Heineken NV, the world’s third-largest brewer, on Sunday opened a US$60 million brewery joint-venture just outside Rangoon, returning to one of Asia’s most promising beer markets after exiting in 1997 amid international condemnation of the human rights abuses of the military government at that time.
Heineken’s Regal Seven beer is set to rival the Tuborg and Yoma brands by Carlsberg, which in May became the first foreign brewer to set up in Burma, officially known as Myanmar, as it emerges from 49 years of military rule.
“Myanmar is on faster trajectory of growth and its disposable income will rise for common people in coming years,” said Vijay Dhayal, senior consultant at financial advisors New Crossroads Asia.
Burma’s beer industry is dominated by state-backed Myanmar Brewery, and beer consumption rates are some of the lowest in Asia at just 3.2 litres per person in 2013, according to the latest data from research firm Euromonitor International, well below the 31 litres per person in neighbouring Thailand.

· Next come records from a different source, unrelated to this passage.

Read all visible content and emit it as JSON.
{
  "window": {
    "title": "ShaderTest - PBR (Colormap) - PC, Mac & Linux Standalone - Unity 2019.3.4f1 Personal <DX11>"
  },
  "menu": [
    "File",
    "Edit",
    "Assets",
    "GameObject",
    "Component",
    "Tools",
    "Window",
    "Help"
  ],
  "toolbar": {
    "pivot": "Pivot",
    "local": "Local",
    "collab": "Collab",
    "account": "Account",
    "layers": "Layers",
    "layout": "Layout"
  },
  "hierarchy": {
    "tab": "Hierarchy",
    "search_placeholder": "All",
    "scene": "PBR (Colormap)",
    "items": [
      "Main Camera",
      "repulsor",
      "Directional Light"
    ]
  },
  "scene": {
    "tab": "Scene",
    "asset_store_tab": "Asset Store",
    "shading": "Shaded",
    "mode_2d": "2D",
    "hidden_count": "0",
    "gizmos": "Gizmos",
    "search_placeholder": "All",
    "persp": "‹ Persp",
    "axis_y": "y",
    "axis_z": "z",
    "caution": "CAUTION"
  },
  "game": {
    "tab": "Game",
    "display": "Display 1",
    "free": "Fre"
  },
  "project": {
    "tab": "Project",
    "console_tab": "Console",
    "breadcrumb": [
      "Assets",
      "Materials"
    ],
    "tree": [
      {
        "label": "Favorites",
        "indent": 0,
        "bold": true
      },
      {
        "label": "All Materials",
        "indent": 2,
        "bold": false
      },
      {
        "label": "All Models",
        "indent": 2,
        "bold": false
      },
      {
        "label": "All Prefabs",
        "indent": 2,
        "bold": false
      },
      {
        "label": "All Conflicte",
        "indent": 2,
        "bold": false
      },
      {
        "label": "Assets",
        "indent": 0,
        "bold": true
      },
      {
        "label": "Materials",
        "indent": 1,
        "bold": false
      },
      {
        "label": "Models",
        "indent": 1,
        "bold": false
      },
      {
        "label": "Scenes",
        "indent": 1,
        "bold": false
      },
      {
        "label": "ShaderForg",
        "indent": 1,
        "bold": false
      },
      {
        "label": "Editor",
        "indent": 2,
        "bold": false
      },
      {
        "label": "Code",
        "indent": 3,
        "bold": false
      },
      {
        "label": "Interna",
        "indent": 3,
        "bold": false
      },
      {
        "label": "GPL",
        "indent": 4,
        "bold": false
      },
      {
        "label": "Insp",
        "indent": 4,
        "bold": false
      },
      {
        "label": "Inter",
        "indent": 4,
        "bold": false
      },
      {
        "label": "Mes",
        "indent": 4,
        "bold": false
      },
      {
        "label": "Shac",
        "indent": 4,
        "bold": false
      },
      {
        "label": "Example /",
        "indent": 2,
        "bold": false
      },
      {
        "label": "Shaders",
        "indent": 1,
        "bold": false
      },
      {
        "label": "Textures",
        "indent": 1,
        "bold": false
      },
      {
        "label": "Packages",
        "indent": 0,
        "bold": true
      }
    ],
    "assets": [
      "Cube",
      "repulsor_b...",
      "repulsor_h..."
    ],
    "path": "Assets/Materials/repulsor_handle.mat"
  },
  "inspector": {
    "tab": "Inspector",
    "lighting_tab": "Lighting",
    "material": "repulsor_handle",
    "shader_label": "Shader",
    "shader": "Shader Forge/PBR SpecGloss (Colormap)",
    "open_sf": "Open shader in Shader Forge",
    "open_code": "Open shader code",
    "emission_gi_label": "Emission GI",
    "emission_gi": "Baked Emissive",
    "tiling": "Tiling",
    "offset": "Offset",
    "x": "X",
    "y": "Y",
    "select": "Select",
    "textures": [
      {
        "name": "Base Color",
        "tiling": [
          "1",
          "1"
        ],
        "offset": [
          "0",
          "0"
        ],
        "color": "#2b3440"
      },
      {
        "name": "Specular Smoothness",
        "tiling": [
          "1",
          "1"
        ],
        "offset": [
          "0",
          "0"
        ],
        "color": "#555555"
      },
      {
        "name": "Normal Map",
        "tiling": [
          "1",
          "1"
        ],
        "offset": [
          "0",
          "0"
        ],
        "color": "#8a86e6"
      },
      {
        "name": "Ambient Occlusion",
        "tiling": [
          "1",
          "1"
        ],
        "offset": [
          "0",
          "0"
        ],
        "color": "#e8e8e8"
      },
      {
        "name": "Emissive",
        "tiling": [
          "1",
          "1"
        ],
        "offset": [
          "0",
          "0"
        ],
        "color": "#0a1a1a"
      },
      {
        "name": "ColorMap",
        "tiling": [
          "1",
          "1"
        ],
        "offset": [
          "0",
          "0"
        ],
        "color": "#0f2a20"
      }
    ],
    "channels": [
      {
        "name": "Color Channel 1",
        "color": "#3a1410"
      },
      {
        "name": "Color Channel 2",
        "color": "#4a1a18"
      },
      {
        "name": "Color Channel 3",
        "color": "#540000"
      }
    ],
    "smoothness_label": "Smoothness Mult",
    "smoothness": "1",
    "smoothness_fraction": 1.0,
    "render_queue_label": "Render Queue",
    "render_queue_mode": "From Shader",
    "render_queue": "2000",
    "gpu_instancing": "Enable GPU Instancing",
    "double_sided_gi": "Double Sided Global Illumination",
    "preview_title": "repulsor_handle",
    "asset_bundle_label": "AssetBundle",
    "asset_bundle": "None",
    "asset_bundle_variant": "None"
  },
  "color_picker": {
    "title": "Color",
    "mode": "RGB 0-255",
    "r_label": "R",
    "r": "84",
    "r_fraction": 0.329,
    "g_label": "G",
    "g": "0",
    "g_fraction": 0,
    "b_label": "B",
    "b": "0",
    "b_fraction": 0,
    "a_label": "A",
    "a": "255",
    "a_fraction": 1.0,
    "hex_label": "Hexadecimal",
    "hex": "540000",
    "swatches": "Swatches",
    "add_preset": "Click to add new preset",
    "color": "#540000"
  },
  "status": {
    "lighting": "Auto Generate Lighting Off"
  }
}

But with consumer spending expected to rise as economic reforms kick in, foreign brewers hope Burmese will want more beer, especially the branded kind. Euromonitor forecasts the value of the beer market to almost double to $675 million in three years’ time from an estimated $375 million this year.

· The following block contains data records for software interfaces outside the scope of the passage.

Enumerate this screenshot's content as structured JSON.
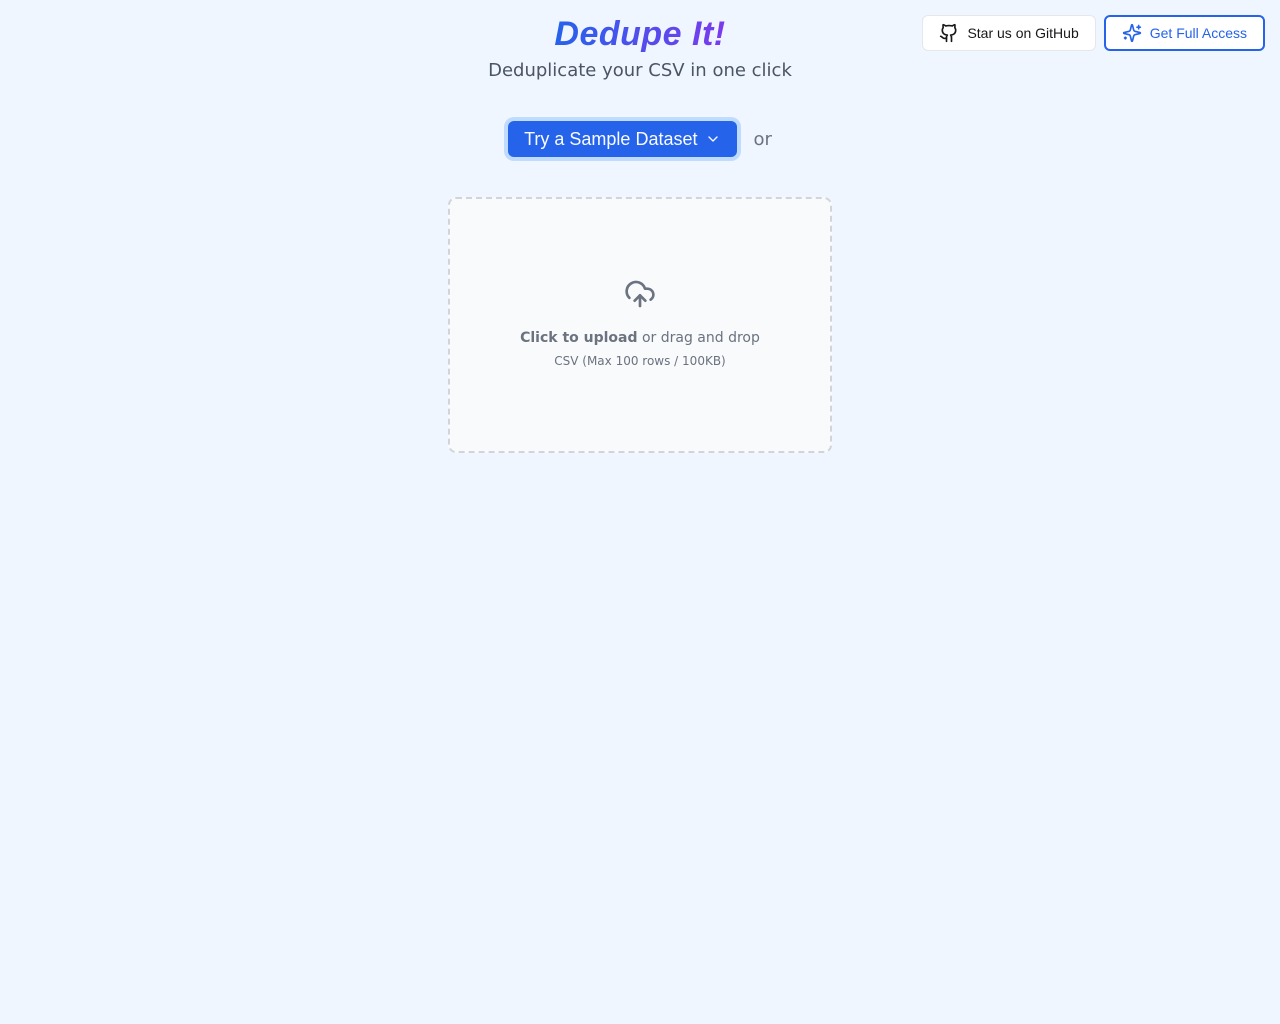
{
  "header": {
    "github_label": "Star us on GitHub",
    "full_access_label": "Get Full Access"
  },
  "hero": {
    "logo_text": "Dedupe It!",
    "tagline": "Deduplicate your CSV in one click"
  },
  "actions": {
    "sample_button_label": "Try a Sample Dataset",
    "or_label": "or",
    "upload_bold": "Click to upload",
    "upload_rest": " or drag and drop",
    "upload_hint": "CSV (Max 100 rows / 100KB)"
  }
}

Heinken’s Burmese brewery is a joint venture with privately owned Alliance Brewery Co Ltd, majority-owned by local spirits entrepreneur Aung Moe Kyaw.
Analysts, however, say the dominance of Myanmar Brewery, which has an 80 percent market share, will be tough to crack.
“This will not be an easy game for foreign firms,” said Alec Maurice, Business Development Officer at consultancy Thura Swiss.
“Myanmar consumers are often very loyal to their brands, especially in the beer sector.”